X-Men’s box office receipts (or audience size) have remained relatively stable around the $400M since the original X-Men film’s release – despite dramatically varied cast sizes, production costs or creative ambitions. As a result, increased film investment (a la Days of Future Past) has continually worsen theatrical returns (which are then amplified by that escalating investment cost). Conversely, Marvel (which is famously cost-conscious) has seen enhanced returns as it builds out its cinematic universe.
Now, part of the reason why Fox has been willing to invest so heavily in Days of Future Past is in the hope that its character-crammed storyline will improve their chances of developing another spinoff series, such as Wolverine (which will have its third entry in 2017), and/or catalyze its relatively anemic prequel/reboot series. Given their film-only rights, this isn’t an unreasonable idea. However, Days of Future Past needs to generate 1.65x the series’ average at the box office just to maintain average franchise returns for Fox. Should it deliver significantly below this, the film could end up costing Fox more than it is likely to gain through newly-enabled spinoffs or a more potent First Class. With mega-blockbusters Godzilla, Edge of Tomorrow and Maleficent bookending the film’s release date, super-performance seems unlikely; as I’ve previously demonstrated, audience attendance rarely flexes to the strength/availability of a film slate.
The unfortunate reality for Fox is that the X-Men series has provided the best returns when its budgets are restrained. Despite hundred-million dollar ad campaigns, critical acclaim and the mainstream acceptance/adoration of the Marvel Cinematic Universe, underlying interest in the X-Men series appears to have a disappointingly low ceiling. Recognizing this fact is critical – not just because the studio is looking to expand X-Men’s theatrical presence, but also because audiences may be tiring of super-franchise filmmaking. Days of Future Past may pay off handsomely, but it’s more likely that Fox executives will find themselves wishing for the most coveted of superhero powers: time travel.
Key Notes & Assumptions
 For reference, Robert Downey Jr. collected a reported $50M from Avengers billion-dollar run. Though even X-Men’s biggest stars are unlkely to collect a tenth of that, Fox likely relied on revenue/profit-sharing in order to contain production costs given Days of Future Past‘s sprawling cast.
 In fact, the non-film rights to X-Men are owned by Marvel, meaning that Disney often benefits from any interest stimulated (or financed) by Fox’s film series. Fox could try to purchase these rights from Disney, but the latter has been so obsessed with character/universe acquisitions that a sale is unlikely.

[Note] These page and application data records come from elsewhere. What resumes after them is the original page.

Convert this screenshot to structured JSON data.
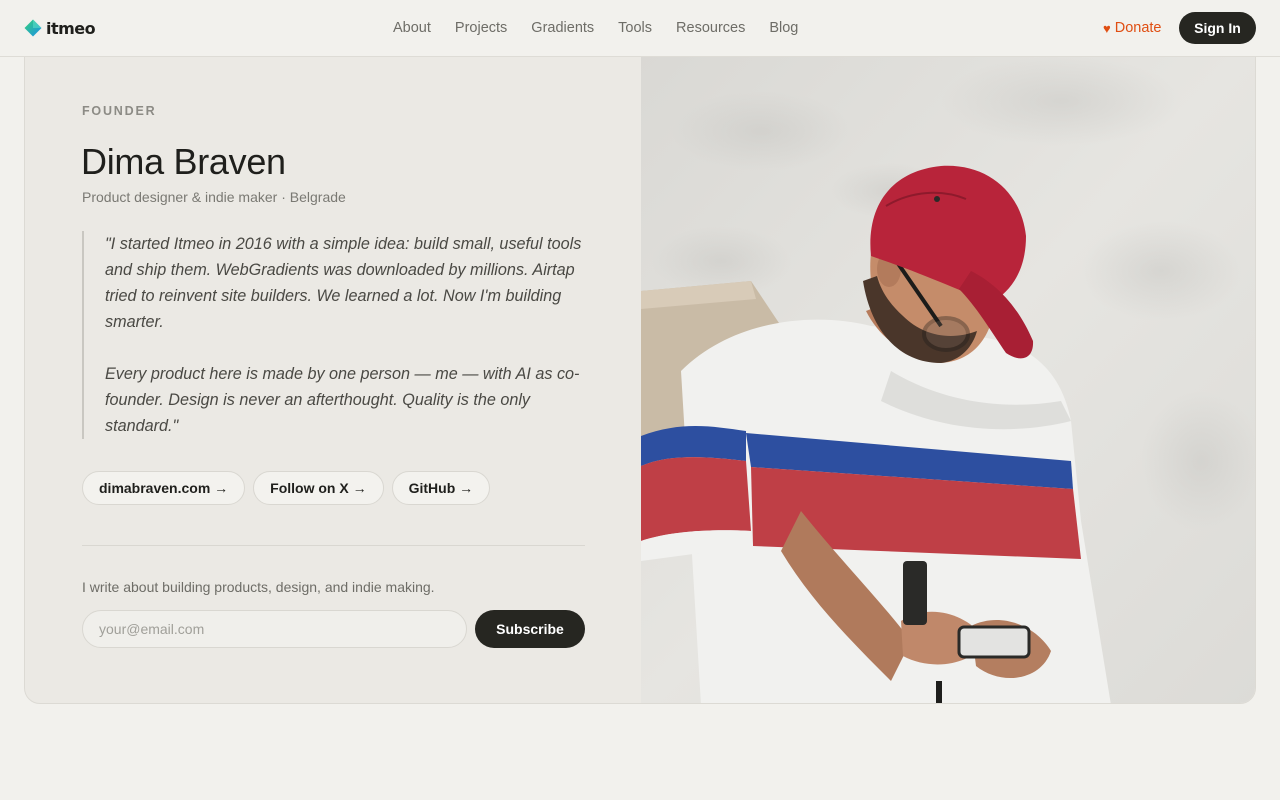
{
  "header": {
    "logo_text": "itmeo",
    "nav": [
      "About",
      "Projects",
      "Gradients",
      "Tools",
      "Resources",
      "Blog"
    ],
    "donate_label": "Donate",
    "donate_icon": "heart-icon",
    "signin_label": "Sign In"
  },
  "profile": {
    "eyebrow": "FOUNDER",
    "name": "Dima Braven",
    "role": "Product designer & indie maker · Belgrade",
    "quote": [
      "\"I started Itmeo in 2016 with a simple idea: build small, useful tools and ship them. WebGradients was downloaded by millions. Airtap tried to reinvent site builders. We learned a lot. Now I'm building smarter.",
      "Every product here is made by one person — me — with AI as co-founder. Design is never an afterthought. Quality is the only standard.\""
    ],
    "links": [
      "dimabraven.com →",
      "Follow on X →",
      "GitHub →"
    ]
  },
  "newsletter": {
    "text": "I write about building products, design, and indie making.",
    "placeholder": "your@email.com",
    "value": "",
    "subscribe_label": "Subscribe"
  },
  "colors": {
    "accent": "#e04e12",
    "button_dark": "#262621",
    "background": "#f2f1ed",
    "card": "#ebe9e4"
  }
}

What’s more, a sale would only lead to more of channel-saturation that already threatens Disney’s prestige properties (i.e. the Marvel Cinematic Universe and Star Wars). As such, the company would also be smart to decline any offer from Fox (within reason).